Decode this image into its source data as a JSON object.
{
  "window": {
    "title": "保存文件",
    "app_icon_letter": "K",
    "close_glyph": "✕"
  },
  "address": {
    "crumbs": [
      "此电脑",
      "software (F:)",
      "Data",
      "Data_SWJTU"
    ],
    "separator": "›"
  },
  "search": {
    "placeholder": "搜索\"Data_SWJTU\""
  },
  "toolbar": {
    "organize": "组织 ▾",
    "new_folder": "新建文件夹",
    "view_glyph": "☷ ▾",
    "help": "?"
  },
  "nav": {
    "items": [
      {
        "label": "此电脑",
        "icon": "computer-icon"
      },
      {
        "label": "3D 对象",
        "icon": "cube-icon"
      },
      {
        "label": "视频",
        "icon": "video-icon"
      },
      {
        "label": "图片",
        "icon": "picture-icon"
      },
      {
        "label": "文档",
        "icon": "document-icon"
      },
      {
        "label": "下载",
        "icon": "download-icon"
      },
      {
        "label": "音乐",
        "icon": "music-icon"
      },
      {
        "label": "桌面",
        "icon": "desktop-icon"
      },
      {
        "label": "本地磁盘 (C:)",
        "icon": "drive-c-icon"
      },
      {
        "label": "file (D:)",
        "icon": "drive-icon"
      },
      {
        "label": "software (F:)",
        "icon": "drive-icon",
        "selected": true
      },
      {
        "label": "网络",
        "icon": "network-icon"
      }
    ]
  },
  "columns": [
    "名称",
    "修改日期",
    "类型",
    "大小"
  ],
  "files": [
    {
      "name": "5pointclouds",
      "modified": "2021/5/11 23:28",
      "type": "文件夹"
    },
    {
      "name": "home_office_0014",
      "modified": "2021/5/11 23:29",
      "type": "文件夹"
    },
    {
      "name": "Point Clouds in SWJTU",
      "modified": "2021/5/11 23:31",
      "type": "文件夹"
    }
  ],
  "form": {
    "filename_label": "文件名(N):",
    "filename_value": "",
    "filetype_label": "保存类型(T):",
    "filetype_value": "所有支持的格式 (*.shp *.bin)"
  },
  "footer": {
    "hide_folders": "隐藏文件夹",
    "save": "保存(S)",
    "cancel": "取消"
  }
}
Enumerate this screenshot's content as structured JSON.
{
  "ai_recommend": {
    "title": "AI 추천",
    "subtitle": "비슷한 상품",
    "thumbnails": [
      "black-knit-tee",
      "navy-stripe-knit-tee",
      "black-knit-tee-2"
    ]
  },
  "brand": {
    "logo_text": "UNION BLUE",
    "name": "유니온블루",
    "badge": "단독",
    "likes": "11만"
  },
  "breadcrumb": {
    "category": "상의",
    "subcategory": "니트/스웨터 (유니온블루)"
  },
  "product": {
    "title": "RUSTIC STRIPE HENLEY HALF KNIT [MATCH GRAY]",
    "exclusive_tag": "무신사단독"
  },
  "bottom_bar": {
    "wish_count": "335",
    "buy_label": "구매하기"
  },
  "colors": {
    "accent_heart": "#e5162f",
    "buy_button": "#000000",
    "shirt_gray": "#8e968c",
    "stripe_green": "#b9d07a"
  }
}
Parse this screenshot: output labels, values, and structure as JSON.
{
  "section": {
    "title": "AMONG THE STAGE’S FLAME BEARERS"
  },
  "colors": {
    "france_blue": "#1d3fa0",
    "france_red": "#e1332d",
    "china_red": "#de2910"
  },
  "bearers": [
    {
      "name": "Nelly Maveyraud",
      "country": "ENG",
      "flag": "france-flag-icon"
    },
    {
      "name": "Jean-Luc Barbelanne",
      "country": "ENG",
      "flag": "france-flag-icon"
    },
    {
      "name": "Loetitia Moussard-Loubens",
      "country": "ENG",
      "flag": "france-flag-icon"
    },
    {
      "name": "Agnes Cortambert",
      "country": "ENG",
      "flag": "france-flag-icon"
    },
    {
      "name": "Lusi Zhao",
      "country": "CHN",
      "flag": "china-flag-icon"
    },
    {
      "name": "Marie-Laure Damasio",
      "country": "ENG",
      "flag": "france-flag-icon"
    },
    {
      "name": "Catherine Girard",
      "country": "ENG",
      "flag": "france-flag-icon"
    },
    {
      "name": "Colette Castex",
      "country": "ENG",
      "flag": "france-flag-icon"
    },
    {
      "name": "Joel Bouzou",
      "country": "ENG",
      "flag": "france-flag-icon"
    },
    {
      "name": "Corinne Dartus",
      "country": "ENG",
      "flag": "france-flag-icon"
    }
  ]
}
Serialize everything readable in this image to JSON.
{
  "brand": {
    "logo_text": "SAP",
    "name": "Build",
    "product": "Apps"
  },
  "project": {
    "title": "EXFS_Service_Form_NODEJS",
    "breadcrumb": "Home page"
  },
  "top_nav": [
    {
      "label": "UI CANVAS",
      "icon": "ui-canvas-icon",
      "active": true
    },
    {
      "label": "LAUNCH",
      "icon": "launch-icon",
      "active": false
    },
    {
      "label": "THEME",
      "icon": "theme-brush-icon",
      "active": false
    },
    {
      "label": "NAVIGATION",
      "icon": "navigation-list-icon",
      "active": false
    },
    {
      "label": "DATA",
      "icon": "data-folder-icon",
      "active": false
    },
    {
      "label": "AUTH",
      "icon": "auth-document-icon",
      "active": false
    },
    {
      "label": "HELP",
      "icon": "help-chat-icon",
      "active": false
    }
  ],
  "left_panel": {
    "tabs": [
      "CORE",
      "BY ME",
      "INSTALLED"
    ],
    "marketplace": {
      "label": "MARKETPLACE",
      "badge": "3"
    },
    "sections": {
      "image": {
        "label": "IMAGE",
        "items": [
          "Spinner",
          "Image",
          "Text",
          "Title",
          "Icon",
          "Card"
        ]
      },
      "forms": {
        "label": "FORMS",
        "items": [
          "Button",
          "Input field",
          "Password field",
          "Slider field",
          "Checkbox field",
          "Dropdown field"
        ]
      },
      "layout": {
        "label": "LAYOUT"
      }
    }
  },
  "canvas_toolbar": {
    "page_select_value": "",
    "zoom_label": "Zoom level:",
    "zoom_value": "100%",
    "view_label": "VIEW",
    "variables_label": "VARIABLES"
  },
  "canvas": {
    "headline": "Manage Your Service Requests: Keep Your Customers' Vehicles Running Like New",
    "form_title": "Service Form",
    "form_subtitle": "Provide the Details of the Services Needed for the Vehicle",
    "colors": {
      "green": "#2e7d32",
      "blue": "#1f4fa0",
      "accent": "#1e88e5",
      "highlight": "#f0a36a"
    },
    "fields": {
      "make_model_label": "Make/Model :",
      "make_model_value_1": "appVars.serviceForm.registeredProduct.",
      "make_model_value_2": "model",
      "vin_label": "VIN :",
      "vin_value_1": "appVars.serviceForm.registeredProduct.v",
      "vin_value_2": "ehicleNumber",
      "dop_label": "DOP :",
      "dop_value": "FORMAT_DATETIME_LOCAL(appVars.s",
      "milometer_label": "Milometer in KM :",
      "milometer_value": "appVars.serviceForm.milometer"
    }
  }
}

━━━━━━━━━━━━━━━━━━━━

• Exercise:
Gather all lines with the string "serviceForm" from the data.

• Solution for this task:
      "make_model_value_1": "appVars.serviceForm.registeredProduct.",
      "vin_value_1": "appVars.serviceForm.registeredProduct.v",
      "milometer_value": "appVars.serviceForm.milometer"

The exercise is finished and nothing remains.